With people still searching for missing loved ones and living in shelters, the government has opted to postpone a key part of the ceremony -- an open-top car parade that had been intended to introduce the royal pair to the public.
But the rest of the day's ceremonies will go ahead, starting with rituals conducted behind closed doors in which Naruhito will "report" the proclamation to deities and his ancestors in the ancient royal dynasty.
Hours later, he and his wife Empress Masako will appear at the main event in the Imperial Palace's most prestigious hall, the Pine Room.
Naruhito, in a ceremonial outfit dominated by a voluminous draped outer robe in brown gold -- a color worn only by the emperor -- will declare his enthronement from the "Takamikura" throne.

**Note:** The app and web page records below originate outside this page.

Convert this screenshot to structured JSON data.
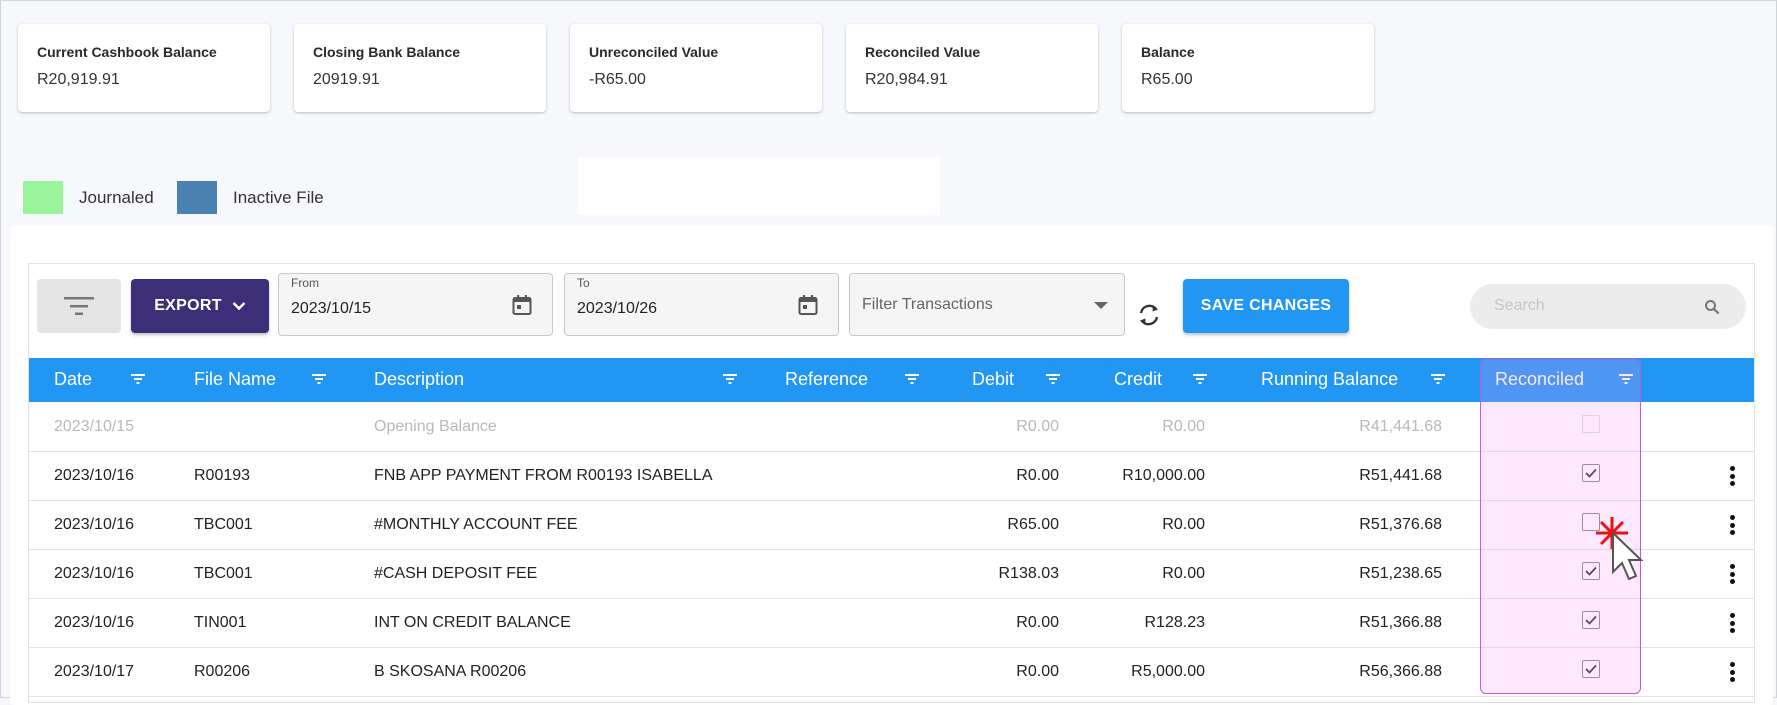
{
  "summary_cards": [
    {
      "label": "Current Cashbook Balance",
      "value": "R20,919.91"
    },
    {
      "label": "Closing Bank Balance",
      "value": "20919.91"
    },
    {
      "label": "Unreconciled Value",
      "value": "-R65.00"
    },
    {
      "label": "Reconciled Value",
      "value": "R20,984.91"
    },
    {
      "label": "Balance",
      "value": "R65.00"
    }
  ],
  "legend": [
    {
      "label": "Journaled",
      "color": "#9af59a"
    },
    {
      "label": "Inactive File",
      "color": "#4a82b4"
    }
  ],
  "toolbar": {
    "export_label": "EXPORT",
    "from_label": "From",
    "from_value": "2023/10/15",
    "to_label": "To",
    "to_value": "2023/10/26",
    "filter_placeholder": "Filter Transactions",
    "save_label": "SAVE CHANGES",
    "search_placeholder": "Search"
  },
  "table": {
    "columns": [
      "Date",
      "File Name",
      "Description",
      "Reference",
      "Debit",
      "Credit",
      "Running Balance",
      "Reconciled"
    ],
    "rows": [
      {
        "date": "2023/10/15",
        "file": "",
        "description": "Opening Balance",
        "reference": "",
        "debit": "R0.00",
        "credit": "R0.00",
        "balance": "R41,441.68",
        "reconciled": false,
        "dim": true
      },
      {
        "date": "2023/10/16",
        "file": "R00193",
        "description": "FNB APP PAYMENT FROM R00193 ISABELLA",
        "reference": "",
        "debit": "R0.00",
        "credit": "R10,000.00",
        "balance": "R51,441.68",
        "reconciled": true,
        "dim": false
      },
      {
        "date": "2023/10/16",
        "file": "TBC001",
        "description": "#MONTHLY ACCOUNT FEE",
        "reference": "",
        "debit": "R65.00",
        "credit": "R0.00",
        "balance": "R51,376.68",
        "reconciled": false,
        "dim": false
      },
      {
        "date": "2023/10/16",
        "file": "TBC001",
        "description": "#CASH DEPOSIT FEE",
        "reference": "",
        "debit": "R138.03",
        "credit": "R0.00",
        "balance": "R51,238.65",
        "reconciled": true,
        "dim": false
      },
      {
        "date": "2023/10/16",
        "file": "TIN001",
        "description": "INT ON CREDIT BALANCE",
        "reference": "",
        "debit": "R0.00",
        "credit": "R128.23",
        "balance": "R51,366.88",
        "reconciled": true,
        "dim": false
      },
      {
        "date": "2023/10/17",
        "file": "R00206",
        "description": "B SKOSANA R00206",
        "reference": "",
        "debit": "R0.00",
        "credit": "R5,000.00",
        "balance": "R56,366.88",
        "reconciled": true,
        "dim": false
      }
    ]
  },
  "colors": {
    "header_blue": "#2196f3",
    "export_purple": "#3d2e78",
    "highlight": "#c45ad1"
  }
}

Empress Masako, a Harvard-educated former diplomat, will wear an elaborate outfit known as "junihitoe" or many-layered robe, and be alongside the emperor on a slightly smaller throne.
Her silk robes will be so heavy it will be difficult for her to move, and attendants will trail her adjusting her outfit.
The ceremony will be conducted in the presence of an ancient sword and jewel -- part of the imperial regalia said to have been handed down by a goddess and considered crucial evidence of an emperor's legitimacy.
Some 2,500 guests, including foreign dignitaries and royalty, will rise to drum beats before the proclamation.
After the emperor finishes speaking, Prime Minister Shinzo Abe will exclaim "banzai" ("long live the Emperor") three times, completing the process.
While the parade has been put off until November 10, a banquet for foreign dignitaries and local government representatives will go ahead, along with a tea party at the royal residence the following day.
And Abe will also host a banquet for 900 foreign leaders and delegates at a Tokyo hotel.
The foreign visitors will range from royalty -- including Britain's Prince Charles -- to government officials, such as South Korean Prime Minister Lee Nak-yon and Hong Kong Chief Executive Carrie Lam.
As part of the festivities, more than half a million people convicted of minor offences will be pardoned.
ROYAL SUCCESSION WORRIES
Oxford-educated Naruhito faces a delicate balancing act as emperor, seeking to continue his father's legacy of bringing the monarchy closer to the people while upholding the centuries-old traditions of the Chrysanthemum Throne.
He has spoken up to defend his wife, who struggled with the transition to cloistered royal life after leaving behind a promising diplomatic career to marry Naruhito.
The couple have one child, a 17-year-old daughter called Aiko, who cannot inherit the throne because she is female.
With Naruhito's ascension, his brother Akishino became crown prince. Akishino's son -- 13-year-old Hisahito -- is currently the only other remaining successor.
The dwindling ranks of male heirs in the royal family has rekindled debate about allowing female royals to ascend the throne, but so far there have been no formal moves to accommodate the possibility.
Despite the succession worries, and a decline in interest in the imperial family among younger generations of Japanese, the royals are still broadly popular.
A poll released by national broadcaster NHK on the eve of the ceremony found 70 percent of voters in the country hold "friendly or favorable" views towards the imperial family.
© Agence France-Presse